▶ Problem requirements
Using the listing below, work out how many lines contain the word "JSON", and respond with that number alone.
--------
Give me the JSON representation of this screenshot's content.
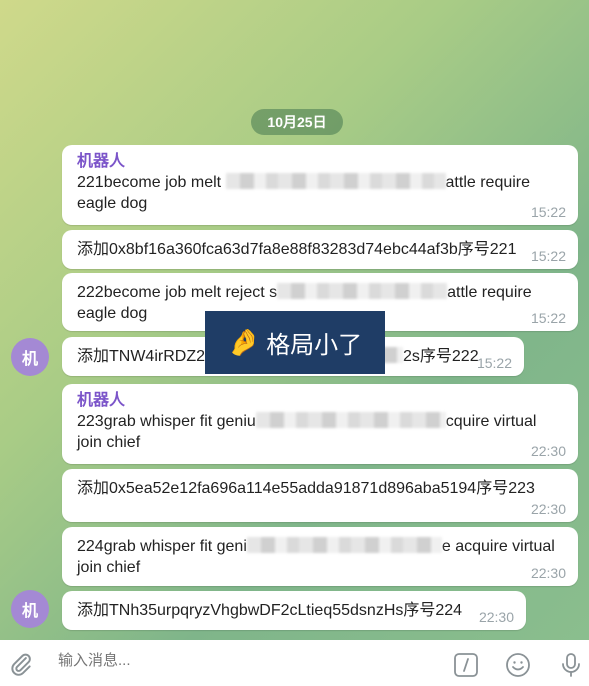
{
  "date_chip": "10月25日",
  "messages": [
    {
      "sender": "机器人",
      "text_before": "221become job melt ",
      "text_after": "attle require eagle dog",
      "time": "15:22"
    },
    {
      "text": "添加0x8bf16a360fca63d7fa8e88f83283d74ebc44af3b序号221",
      "time": "15:22"
    },
    {
      "text_before": "222become job melt reject s",
      "text_after": "attle require eagle dog",
      "time": "15:22"
    },
    {
      "text_before": "添加TNW4irRDZ2c",
      "text_after": "2s序号222",
      "time": "15:22",
      "avatar": "机"
    },
    {
      "sender": "机器人",
      "text_before": "223grab whisper fit geniu",
      "text_after": "cquire virtual join chief",
      "time": "22:30"
    },
    {
      "text": "添加0x5ea52e12fa696a114e55adda91871d896aba5194序号223",
      "time": "22:30"
    },
    {
      "text_before": "224grab whisper fit geni",
      "text_after": "e acquire virtual join chief",
      "time": "22:30"
    },
    {
      "text": "添加TNh35urpqryzVhgbwDF2cLtieq55dsnzHs序号224",
      "time": "22:30",
      "avatar": "机"
    }
  ],
  "sticker": {
    "emoji": "🤌",
    "text": "格局小了"
  },
  "composer": {
    "placeholder": "输入消息..."
  },
  "icons": [
    "paperclip-icon",
    "command-icon",
    "emoji-icon",
    "microphone-icon"
  ]
}
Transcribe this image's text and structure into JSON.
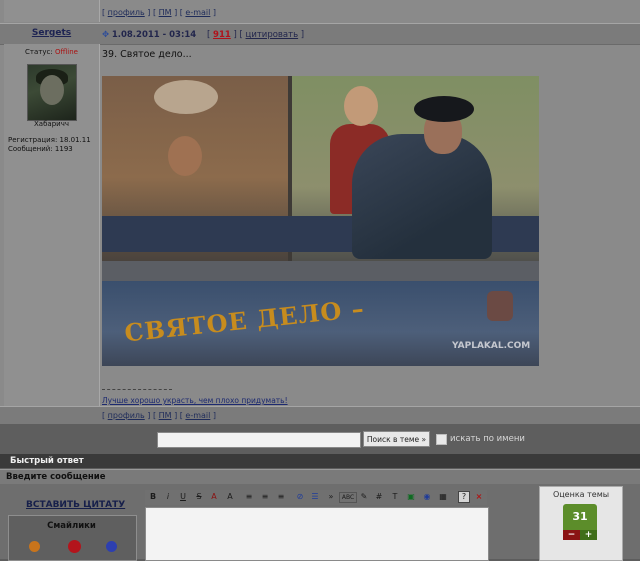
{
  "post_prev": {
    "links": [
      "профиль",
      "ПМ",
      "e-mail"
    ]
  },
  "post": {
    "author": "Sergets",
    "date": "1.08.2011 - 03:14",
    "number": "911",
    "quote_label": "цитировать",
    "status_label": "Статус:",
    "status_value": "Offline",
    "nickname_caption": "Хабаричч",
    "registration": "Регистрация: 18.01.11",
    "messages": "Сообщений: 1193",
    "title": "39. Святое дело...",
    "image_text": {
      "slogan": "СВЯТОЕ ДЕЛО –",
      "watermark": "YAPLAKAL.COM"
    },
    "signature": "Лучше хорошо украсть, чем плохо придумать!",
    "links": [
      "профиль",
      "ПМ",
      "e-mail"
    ]
  },
  "search": {
    "input_value": "",
    "button_label": "Поиск в теме »",
    "by_name_label": "искать по имени"
  },
  "quick_reply": {
    "header": "Быстрый ответ",
    "enter_label": "Введите сообщение",
    "insert_quote": "ВСТАВИТЬ ЦИТАТУ",
    "smileys_label": "Смайлики",
    "editor_value": "",
    "toolbar": [
      "B",
      "i",
      "U",
      "S",
      "A",
      "A",
      "≡",
      "≡",
      "≡",
      "⊘",
      "☰",
      "»",
      "ABC",
      "✎",
      "#",
      "T",
      "▣",
      "◉",
      "▦",
      "?",
      "×"
    ]
  },
  "rating": {
    "label": "Оценка темы",
    "value": "31",
    "minus": "−",
    "plus": "+"
  },
  "colors": {
    "offline": "#aa1111",
    "rating_green": "#5c8d2a",
    "link": "#1d2a70"
  }
}
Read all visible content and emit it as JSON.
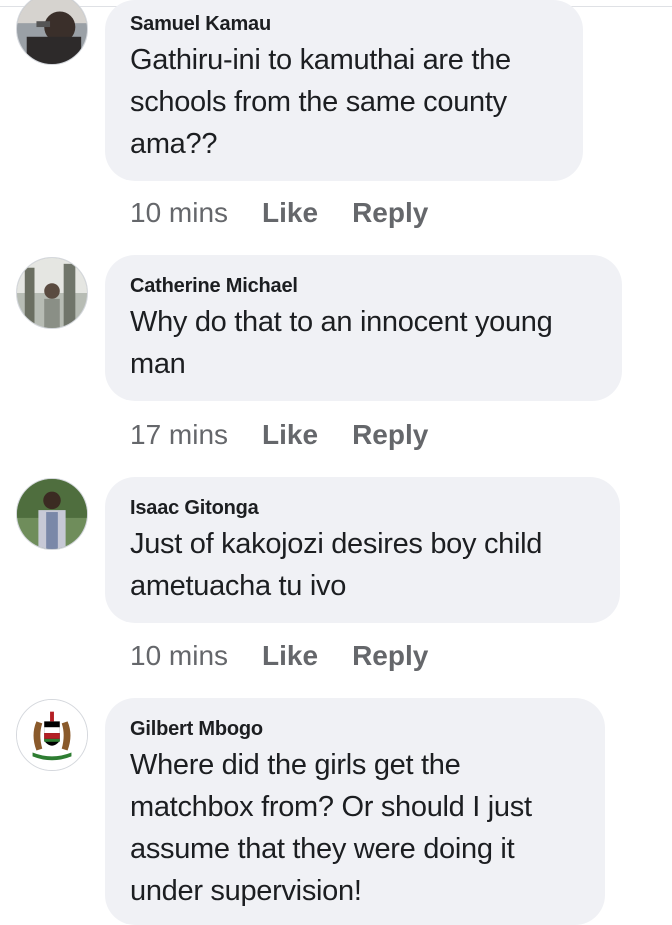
{
  "comments": [
    {
      "author": "Samuel Kamau",
      "text": "Gathiru-ini to kamuthai are the schools from the same county ama??",
      "time": "10 mins",
      "like_label": "Like",
      "reply_label": "Reply"
    },
    {
      "author": "Catherine Michael",
      "text": "Why do that to an innocent young man",
      "time": "17 mins",
      "like_label": "Like",
      "reply_label": "Reply"
    },
    {
      "author": "Isaac Gitonga",
      "text": "Just of kakojozi desires boy child ametuacha tu ivo",
      "time": "10 mins",
      "like_label": "Like",
      "reply_label": "Reply"
    },
    {
      "author": "Gilbert Mbogo",
      "text": "Where did the girls get the matchbox from? Or should I just assume that they were doing it under supervision!",
      "time": "",
      "like_label": "",
      "reply_label": ""
    }
  ],
  "colors": {
    "bubble": "#f0f1f5",
    "text": "#1c1e21",
    "meta": "#65676b"
  }
}
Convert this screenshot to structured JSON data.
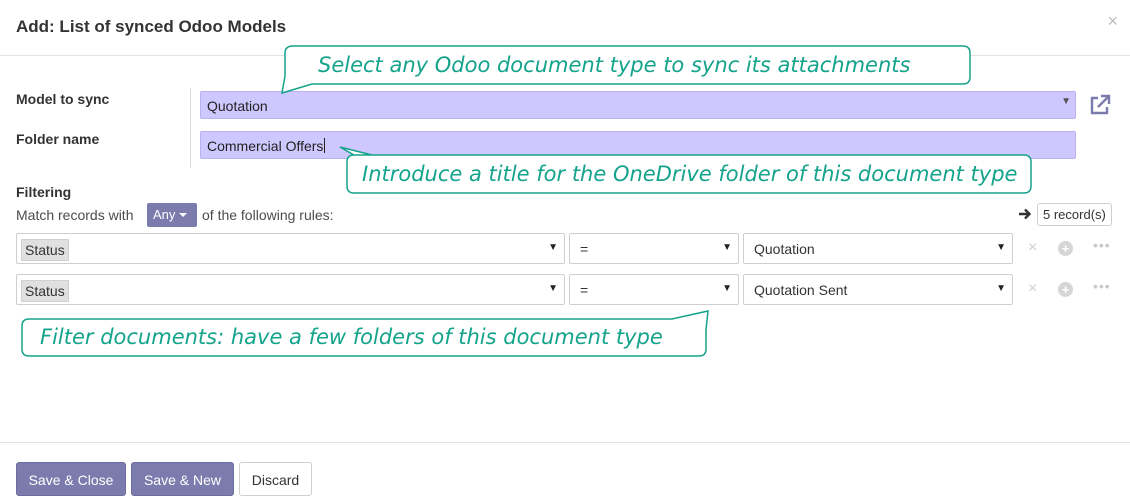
{
  "dialog": {
    "title": "Add: List of synced Odoo Models",
    "close_glyph": "×"
  },
  "form": {
    "model_label": "Model to sync",
    "model_value": "Quotation",
    "folder_label": "Folder name",
    "folder_value": "Commercial Offers"
  },
  "filtering": {
    "title": "Filtering",
    "match_prefix": "Match records with",
    "any_label": "Any",
    "match_suffix": "of the following rules:",
    "record_count": "5 record(s)",
    "rules": [
      {
        "field": "Status",
        "operator": "=",
        "value": "Quotation"
      },
      {
        "field": "Status",
        "operator": "=",
        "value": "Quotation Sent"
      }
    ]
  },
  "callouts": {
    "model": "Select any Odoo document type to sync its attachments",
    "folder": "Introduce a title for the OneDrive folder of this document type",
    "filter": "Filter documents: have a few folders of this document type"
  },
  "footer": {
    "save_close": "Save & Close",
    "save_new": "Save & New",
    "discard": "Discard"
  },
  "icons": {
    "close": "close-icon",
    "external_link": "external-link-icon",
    "arrow_right": "arrow-right-icon",
    "remove_rule": "remove-rule-icon",
    "add_rule": "add-rule-icon",
    "more": "ellipsis-icon"
  },
  "colors": {
    "primary": "#7c7bad",
    "required_field_bg": "#cec8ff",
    "callout": "#14a38b"
  }
}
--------
▶ Output for this exercise
4